The T-shirt-clad thief who calmly walked into an art gallery in San Francisco in mid-October and walked off with a numbered etching of Salvador Dali
’s famous 'Giraffe on Fire
' worth over $20,000 could now have a new defence if and when he is apprehended: climate change
. After all, this month, a judge
has acquitted two anti-climate change activists charged with stealing a portrait photo of French President
Emmanuel Macron, deeming the crime to be of secondary importance to the cause the purloiners were furthering. Admittedly, an official photo hanging in a government office is not exactly a precious work of art, but the principle of stealing for a higher cause has certainly been established by that eco-sensitive judge. And since the pilferers were not questioned about how their act of stealing would help the planet — or even force the president to act more decisively to that end — it may now be an acceptable practice.

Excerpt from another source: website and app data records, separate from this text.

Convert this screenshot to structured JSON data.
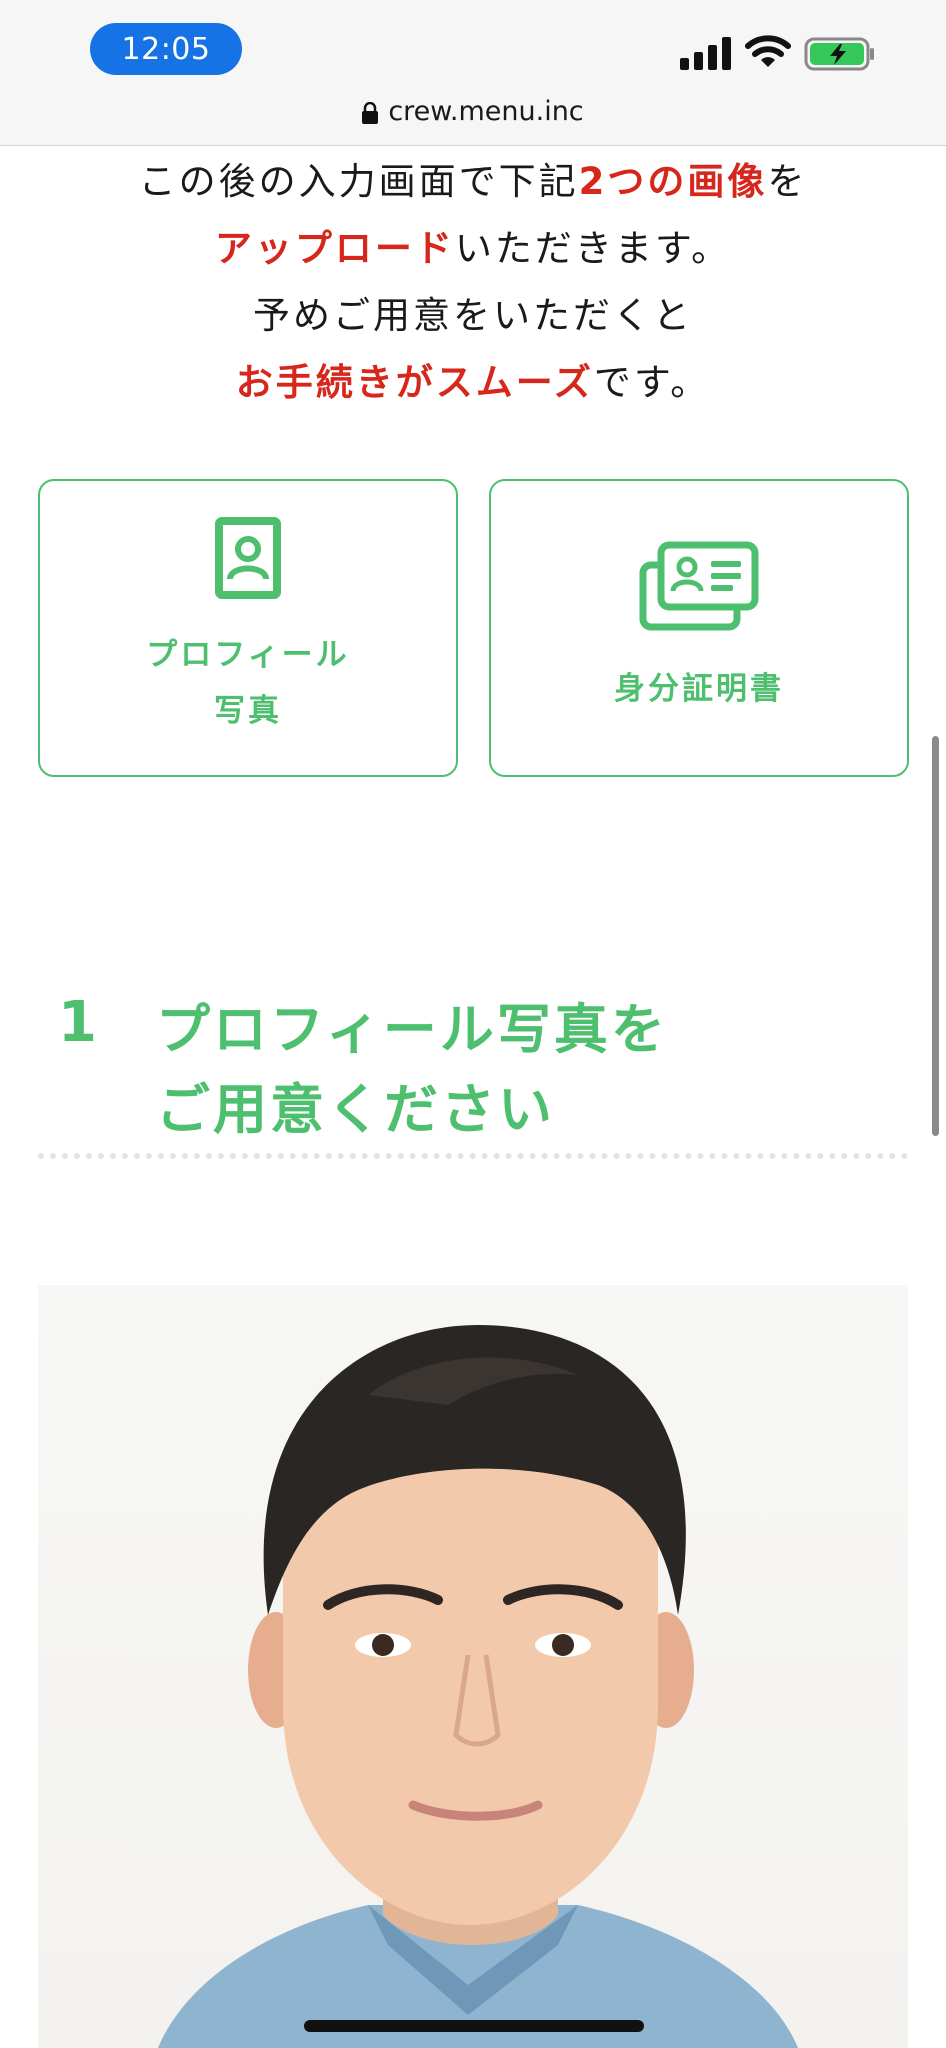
{
  "status_bar": {
    "time": "12:05"
  },
  "url_bar": {
    "domain": "crew.menu.inc"
  },
  "intro": {
    "line1_a": "この後の入力画面で下記",
    "line1_b": "2つの画像",
    "line1_c": "を",
    "line2_a": "アップロード",
    "line2_b": "いただきます。",
    "line3": "予めご用意をいただくと",
    "line4_a": "お手続きがスムーズ",
    "line4_b": "です。"
  },
  "cards": [
    {
      "label_line1": "プロフィール",
      "label_line2": "写真",
      "icon": "portrait-icon"
    },
    {
      "label_line1": "身分証明書",
      "icon": "id-card-icon"
    }
  ],
  "section": {
    "number": "1",
    "title_line1": "プロフィール写真を",
    "title_line2": "ご用意ください"
  },
  "colors": {
    "accent_green": "#4dbf6f",
    "emphasis_red": "#d7261b",
    "time_pill": "#1673e6"
  }
}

Dali was probably unaware of an impending climate change crisis in 1966 when he did the etching, but his earlier oil work featuring a burning giraffe has been interpreted as a warning about war, apocalypse and the death of ethical values. Close enough? So, the thief has a new defence, even the etching now has new fanciers. The same cannot be said of the French president or his stolen portrait photos.